It is possible for some babies to self-soothe at around 3 or 4 months of age as some studies share. As your baby gets older and their sleep patterns become more regular, self soothing becomes easier.
How long is too long to cry it out?
Unfortunately, there’s really no single answer to this question.
The possible goal of CIO is to have your baby fall asleep without sleep associations such as being rocked, fed, sung to etc.
According to CIO, if your baby wakes up in the middle of the night you should give them a chance to self soothe and go back to sleep on their own. You should only pick your baby up at a set time in the morning for their first feeding of the day.
However, you know your baby best. So, if you are worried that your baby is crying because they are sick or hurt or something else is going on with your little one, check on them to be sure everything is alright. Try to keep the check-in as brief as possible avoiding interaction with your baby unless there is a problem.
Always keep in mind that the cry it out method is not right for every baby and every parent.
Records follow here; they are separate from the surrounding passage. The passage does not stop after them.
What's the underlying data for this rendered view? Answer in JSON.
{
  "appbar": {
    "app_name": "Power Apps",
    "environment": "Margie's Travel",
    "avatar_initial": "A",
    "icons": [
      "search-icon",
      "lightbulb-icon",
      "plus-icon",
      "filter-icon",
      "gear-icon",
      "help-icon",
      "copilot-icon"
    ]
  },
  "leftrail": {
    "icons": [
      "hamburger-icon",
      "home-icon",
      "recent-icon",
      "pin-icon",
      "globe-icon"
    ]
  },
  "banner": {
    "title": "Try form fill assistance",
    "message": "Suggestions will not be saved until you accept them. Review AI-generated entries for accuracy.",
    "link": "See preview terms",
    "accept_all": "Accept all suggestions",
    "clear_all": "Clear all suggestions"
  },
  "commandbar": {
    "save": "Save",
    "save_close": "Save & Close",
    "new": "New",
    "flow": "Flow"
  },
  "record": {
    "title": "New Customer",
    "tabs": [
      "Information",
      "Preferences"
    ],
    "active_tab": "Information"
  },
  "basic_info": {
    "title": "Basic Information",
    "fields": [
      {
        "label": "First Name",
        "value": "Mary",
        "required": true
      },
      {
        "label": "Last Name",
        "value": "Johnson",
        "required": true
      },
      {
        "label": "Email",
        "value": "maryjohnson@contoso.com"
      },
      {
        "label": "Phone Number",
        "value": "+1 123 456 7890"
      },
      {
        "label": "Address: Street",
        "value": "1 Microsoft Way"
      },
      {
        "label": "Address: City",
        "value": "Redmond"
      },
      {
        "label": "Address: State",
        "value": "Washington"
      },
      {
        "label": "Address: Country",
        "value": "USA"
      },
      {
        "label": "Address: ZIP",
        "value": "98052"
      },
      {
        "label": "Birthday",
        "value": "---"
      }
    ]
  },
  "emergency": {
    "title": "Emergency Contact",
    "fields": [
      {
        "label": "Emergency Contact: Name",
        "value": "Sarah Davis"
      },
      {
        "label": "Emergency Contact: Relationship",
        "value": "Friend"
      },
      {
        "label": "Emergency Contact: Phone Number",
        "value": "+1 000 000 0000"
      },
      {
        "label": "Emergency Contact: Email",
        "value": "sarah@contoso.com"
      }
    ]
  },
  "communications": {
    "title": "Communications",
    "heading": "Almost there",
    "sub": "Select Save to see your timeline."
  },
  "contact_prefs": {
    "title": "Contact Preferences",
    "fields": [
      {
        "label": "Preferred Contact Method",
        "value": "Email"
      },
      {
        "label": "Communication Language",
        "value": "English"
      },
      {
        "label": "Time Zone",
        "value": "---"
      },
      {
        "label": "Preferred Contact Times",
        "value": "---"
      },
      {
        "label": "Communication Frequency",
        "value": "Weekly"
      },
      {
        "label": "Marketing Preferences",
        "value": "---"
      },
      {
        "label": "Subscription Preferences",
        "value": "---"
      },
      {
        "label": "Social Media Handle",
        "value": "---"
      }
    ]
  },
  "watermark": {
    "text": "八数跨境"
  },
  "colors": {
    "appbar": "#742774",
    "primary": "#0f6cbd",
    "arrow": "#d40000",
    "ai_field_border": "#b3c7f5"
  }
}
And you can be able to tell within a few days whether it’s right for you or not.
Some experts recommend that if your baby is still crying hard after 3 nights or a week at longest, you should pause and try another sleep training method.
Does cry it out cause attachment issues?
Attachment theory suggests that prompt parental responses to an infant’s needs are essential to forming a good quality relationship between the infant and the parent.
Infant crying is considered a social behavior that hardwires parents to respond to their infant and is thus seen as a precursor of secure attachment between the baby and the parents.
From an attachment theory point of view, if parents ignore their baby’s crying, this could harm the development of a secure relationship between them and their baby.
What are the pros and cons of cry it out?
Getting to know the pros and cons of CIO method might help you decide whether this method is right for you and your baby.
Pros of crying it out
- Some parents find that cry it out works relatively quickly, often within 3 days.
- Some babies whose parents undertook sleep training of any kind around 6 months show better self-soothing at a year old.
- Some research shows that babies with a settled bedtime routine had fewer behaviorial problems as babies and toddlers.
Cons of crying it out
- Some people believe that not responding to a baby’s cries at bedtime has become a part of a rigid Western cultural approach to child-rearing, which is not appropriate for every parent or baby.
- Some research suggests that not attending to your baby if they’re upset, affects secure attachment and the ability to regulate feelings as an adult.
- Carrying out cry it out can be stressful. Some parents find that it goes against all their instincts to repeatedly not pick their baby up if their little one appears to be upset.
- Cry it out can create a lot of noise, and worrying about other family members, noise levels, or neighbors can add to stress levels.
You can work on your own sleep habits with your baby without sticking to any specific sleep training method. Below are some tips that might help you:
- Keep a consistent bedtime routine each night and place your baby in their crib drowsy but awake.
- Let your baby fuss a bit.
- Try to understand what is developmentally appropriate and what to expect from your baby when it comes to night wakings and/or feedings.
- Don’t fret if the methods you’re trying aren’t working. Some babies are born good sleepers. But for others, it is a process that can take some time.
If you have concerns about your baby’s sleep habits, don’t hesitate to make an appointment with your doctor.
References: michiganmedicine.org, happiestbaby.com, health.harvard.edu, thebump.com, psychologytoday.com, webmd.com, healthline.com, whattoexpect.com, nct.org.uk, babycenter.com, health.clevelandclinic.org,